Capshaw:

By West’s lights, [Chambers and Orwell] could have been saps, tools, or — dare I say it — conscious traitors.

NOT IN MY BOOK OR “BY MY LIGHTS.”

Capshaw:

She also doesn’t consider that Roosevelt might not have been pro-Soviet as much as simply naïve about Stalin —

FALSE.

From American Betrayal, p. 318: “The man [FDR] remains a mystery in so many, many ways, but I doubt the light ever penetrated, ever could penetrate, what Sherwood called that “heavily forested interior.” He remained America’s Dupe Number One to the end. Of course, what does that say about we who worship the man as a veritable demigod?”

Capshaw:

Even more preposterous is her claim that Truman was pro-Communist

NOT IN MY BOOK.

On the contrary, American Betrayal argues that Truman’s reflex to ignore, suppress or even punish specific revelations of massive and ongoing Soviet infiltration of the federal government was guided by Democratic partisanship.

See, for example, American Betrayal, p, 163: “…the concerns of the Truman White House centered not on what White and other Soviet agents might have done or were still doing to the U.S. government, but rather on what impact the exposure of their deeds might have on the Democratic Party and the 1948 presidential election. When political advantage is of greater concern than national security, the restorative action is reconcealment to try to make it all go away. This was the course the Truman administration was looking to take.”

Capshaw:

Also dubious is West’s argument, shared by right-wingers at the time, that the U.S. effort in Korea was a death trap orchestrated by Communists in the government

NOT IN MY BOOK.  Nowhere in American Betrayal does any such Korea ”death trap” discussion even appear, let alone appear as “[my] argument”!

Capshaw:

She points to his [Eisenhower’s] summits with Khrushchev as proof of some type of Communist-directed plot, along with Ike’s refusal to put troops into Vietnam.

NOT IN MY BOOK. Again, nowhere in American Betrayal do I even mention, let alone “point” to these items — not Eisenhower’s “summits with Kruchschev,” not “Ike’s refusal to put troops in Vietnam.”

Whether this ugly skein of falsehoods is the result of negligence or recklessness, “FDR, Truman, and Ike: Not Communists, Just Naïfs” by Ron Capshaw is a disgrace to National Review. I call on the editors to retract it.

Diana West is the author of American Betrayal: The Secret Assault on Our Nation’s Character and The Death of the Grown-Up: How America’s Arrested Development Is Bringing Down Western Civilization, both published by St. Martin’s Press.

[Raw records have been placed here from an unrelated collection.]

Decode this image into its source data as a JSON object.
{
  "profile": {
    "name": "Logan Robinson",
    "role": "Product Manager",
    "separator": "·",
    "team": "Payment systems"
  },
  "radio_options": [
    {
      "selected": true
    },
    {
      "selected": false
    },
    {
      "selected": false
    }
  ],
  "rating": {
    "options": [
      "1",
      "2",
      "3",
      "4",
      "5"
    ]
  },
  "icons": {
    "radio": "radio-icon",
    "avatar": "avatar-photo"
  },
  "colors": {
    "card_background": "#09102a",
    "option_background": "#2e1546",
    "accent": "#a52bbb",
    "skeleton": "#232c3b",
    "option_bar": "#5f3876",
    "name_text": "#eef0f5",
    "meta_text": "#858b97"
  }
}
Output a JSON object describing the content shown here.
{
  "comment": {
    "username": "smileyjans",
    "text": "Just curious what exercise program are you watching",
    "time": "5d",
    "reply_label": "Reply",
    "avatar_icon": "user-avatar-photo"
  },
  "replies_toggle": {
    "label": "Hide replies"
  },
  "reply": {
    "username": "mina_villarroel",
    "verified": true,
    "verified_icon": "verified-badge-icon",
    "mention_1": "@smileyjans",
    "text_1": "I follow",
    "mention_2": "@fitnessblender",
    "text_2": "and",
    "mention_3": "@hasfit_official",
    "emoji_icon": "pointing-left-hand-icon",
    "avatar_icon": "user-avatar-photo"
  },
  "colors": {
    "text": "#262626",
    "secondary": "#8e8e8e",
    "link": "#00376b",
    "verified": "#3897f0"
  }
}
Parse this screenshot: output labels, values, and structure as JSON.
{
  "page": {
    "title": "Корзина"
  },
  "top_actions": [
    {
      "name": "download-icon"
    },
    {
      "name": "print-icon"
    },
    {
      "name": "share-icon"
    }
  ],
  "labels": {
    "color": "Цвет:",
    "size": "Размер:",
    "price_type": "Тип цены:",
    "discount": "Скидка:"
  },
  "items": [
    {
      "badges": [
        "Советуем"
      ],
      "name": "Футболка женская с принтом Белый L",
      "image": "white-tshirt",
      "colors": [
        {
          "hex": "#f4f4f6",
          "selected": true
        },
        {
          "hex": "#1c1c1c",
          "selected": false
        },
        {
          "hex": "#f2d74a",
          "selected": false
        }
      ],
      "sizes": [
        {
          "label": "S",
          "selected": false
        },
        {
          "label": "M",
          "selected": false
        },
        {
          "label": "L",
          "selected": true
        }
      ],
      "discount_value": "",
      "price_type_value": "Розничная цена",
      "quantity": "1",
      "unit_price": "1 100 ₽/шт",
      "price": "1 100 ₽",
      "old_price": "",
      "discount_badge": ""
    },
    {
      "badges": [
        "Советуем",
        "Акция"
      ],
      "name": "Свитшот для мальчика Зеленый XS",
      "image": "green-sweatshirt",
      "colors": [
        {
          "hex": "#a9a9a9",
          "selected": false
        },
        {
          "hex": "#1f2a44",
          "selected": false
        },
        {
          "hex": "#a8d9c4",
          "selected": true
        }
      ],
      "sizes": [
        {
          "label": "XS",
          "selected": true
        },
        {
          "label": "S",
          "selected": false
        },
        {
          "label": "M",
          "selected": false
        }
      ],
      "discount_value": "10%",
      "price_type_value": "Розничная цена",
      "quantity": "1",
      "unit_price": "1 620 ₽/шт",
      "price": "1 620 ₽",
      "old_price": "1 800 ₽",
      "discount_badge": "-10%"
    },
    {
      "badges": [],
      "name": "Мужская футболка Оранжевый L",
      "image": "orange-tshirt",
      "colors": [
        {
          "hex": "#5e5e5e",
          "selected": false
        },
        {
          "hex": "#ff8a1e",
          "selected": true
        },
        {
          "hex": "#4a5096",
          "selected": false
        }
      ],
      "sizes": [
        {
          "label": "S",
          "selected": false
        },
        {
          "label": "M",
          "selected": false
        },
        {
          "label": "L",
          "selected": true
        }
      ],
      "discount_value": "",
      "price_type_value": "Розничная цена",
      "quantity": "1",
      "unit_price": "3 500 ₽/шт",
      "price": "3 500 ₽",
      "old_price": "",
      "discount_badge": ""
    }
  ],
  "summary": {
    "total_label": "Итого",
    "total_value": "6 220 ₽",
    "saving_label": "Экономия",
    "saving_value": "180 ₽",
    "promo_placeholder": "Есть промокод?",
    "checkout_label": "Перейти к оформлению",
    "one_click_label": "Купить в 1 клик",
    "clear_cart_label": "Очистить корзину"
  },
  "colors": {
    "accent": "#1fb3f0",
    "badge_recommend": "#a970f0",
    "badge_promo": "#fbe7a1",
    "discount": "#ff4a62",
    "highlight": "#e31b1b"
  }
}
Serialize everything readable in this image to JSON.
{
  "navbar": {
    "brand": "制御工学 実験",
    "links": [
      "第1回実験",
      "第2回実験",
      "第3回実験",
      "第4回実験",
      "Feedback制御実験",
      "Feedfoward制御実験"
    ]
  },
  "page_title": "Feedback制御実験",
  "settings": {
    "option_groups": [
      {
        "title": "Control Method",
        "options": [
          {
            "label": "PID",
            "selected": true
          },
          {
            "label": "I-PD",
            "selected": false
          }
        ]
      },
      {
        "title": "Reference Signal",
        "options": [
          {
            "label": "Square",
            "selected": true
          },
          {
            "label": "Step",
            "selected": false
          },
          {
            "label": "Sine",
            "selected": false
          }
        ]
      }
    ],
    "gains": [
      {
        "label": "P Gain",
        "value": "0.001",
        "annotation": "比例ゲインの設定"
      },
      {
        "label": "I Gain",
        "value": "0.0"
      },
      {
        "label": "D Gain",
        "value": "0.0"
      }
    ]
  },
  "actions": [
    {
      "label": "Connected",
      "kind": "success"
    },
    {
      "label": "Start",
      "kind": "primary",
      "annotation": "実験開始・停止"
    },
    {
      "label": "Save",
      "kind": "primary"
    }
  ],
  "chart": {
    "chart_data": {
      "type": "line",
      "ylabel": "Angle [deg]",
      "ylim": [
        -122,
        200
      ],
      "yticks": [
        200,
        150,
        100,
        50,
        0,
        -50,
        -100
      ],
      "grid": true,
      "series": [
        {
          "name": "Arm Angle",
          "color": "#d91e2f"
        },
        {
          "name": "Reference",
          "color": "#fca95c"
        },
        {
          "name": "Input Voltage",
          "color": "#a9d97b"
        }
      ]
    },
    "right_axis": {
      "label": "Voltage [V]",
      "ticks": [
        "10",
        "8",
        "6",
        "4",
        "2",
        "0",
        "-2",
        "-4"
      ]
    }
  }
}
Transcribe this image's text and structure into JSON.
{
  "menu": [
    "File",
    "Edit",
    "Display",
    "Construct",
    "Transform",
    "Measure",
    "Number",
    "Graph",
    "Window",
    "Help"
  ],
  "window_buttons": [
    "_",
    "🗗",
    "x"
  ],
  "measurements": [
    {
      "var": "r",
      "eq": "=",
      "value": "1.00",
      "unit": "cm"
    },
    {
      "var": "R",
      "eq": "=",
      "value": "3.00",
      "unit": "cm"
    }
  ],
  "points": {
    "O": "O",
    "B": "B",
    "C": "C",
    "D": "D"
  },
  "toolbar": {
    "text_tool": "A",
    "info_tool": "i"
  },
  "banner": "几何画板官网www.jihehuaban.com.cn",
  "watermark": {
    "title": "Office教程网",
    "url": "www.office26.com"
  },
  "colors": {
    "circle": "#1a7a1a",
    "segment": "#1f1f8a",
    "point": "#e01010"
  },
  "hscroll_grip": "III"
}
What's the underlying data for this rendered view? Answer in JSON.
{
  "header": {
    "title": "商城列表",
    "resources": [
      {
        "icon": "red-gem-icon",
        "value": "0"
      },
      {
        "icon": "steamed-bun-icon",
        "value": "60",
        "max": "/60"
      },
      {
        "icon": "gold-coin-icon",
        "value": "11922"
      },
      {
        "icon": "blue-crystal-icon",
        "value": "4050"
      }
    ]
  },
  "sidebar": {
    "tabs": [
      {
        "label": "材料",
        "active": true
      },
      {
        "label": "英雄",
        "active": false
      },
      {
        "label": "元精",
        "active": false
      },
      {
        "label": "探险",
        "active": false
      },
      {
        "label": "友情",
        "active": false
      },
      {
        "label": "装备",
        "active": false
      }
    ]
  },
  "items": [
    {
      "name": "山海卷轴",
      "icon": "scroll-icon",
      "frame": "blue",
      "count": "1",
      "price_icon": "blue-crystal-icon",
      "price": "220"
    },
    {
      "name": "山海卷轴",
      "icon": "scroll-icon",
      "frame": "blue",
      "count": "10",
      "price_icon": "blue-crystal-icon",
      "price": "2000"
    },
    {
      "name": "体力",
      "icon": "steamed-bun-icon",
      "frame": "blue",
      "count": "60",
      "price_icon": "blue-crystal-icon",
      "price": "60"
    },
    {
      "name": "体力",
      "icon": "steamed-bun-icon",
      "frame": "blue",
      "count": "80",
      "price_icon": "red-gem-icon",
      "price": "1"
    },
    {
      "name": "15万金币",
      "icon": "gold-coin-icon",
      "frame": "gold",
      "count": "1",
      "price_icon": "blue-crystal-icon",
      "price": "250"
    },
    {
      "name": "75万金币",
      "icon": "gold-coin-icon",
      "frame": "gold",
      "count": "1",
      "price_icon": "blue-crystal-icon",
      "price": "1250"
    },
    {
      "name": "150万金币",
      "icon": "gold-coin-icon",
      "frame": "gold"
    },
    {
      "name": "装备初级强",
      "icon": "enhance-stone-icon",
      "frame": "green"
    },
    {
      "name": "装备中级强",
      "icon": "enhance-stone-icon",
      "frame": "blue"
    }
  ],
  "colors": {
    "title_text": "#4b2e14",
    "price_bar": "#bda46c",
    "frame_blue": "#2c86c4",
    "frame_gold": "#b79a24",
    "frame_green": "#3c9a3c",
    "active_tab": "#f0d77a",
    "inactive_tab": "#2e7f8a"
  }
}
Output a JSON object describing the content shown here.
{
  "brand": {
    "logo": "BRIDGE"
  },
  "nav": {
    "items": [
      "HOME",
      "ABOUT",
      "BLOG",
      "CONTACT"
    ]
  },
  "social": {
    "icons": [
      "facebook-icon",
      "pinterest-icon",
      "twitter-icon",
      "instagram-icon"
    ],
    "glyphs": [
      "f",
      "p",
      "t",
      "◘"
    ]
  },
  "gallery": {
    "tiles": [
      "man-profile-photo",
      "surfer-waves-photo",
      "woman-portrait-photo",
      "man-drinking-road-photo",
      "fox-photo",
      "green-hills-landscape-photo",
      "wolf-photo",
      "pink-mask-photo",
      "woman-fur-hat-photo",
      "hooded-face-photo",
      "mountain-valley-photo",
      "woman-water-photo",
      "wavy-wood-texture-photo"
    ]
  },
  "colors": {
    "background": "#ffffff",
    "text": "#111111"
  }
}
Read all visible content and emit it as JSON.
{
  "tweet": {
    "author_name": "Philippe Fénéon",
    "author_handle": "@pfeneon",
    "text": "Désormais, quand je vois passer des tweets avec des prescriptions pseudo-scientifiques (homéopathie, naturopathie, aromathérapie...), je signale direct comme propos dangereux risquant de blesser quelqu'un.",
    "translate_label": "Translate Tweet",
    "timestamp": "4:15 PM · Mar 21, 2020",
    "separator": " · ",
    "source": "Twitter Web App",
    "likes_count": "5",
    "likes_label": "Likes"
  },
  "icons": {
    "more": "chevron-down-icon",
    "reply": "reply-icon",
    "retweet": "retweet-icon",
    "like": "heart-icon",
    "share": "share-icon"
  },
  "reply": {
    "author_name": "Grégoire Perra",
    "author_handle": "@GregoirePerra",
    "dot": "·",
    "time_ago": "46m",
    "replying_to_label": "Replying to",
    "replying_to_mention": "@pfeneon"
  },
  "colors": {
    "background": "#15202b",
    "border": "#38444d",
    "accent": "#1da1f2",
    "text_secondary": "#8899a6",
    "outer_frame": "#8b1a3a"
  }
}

Comment count on this article reflects comments made on Breitbart.com and Facebook. Visit Breitbart's Facebook Page.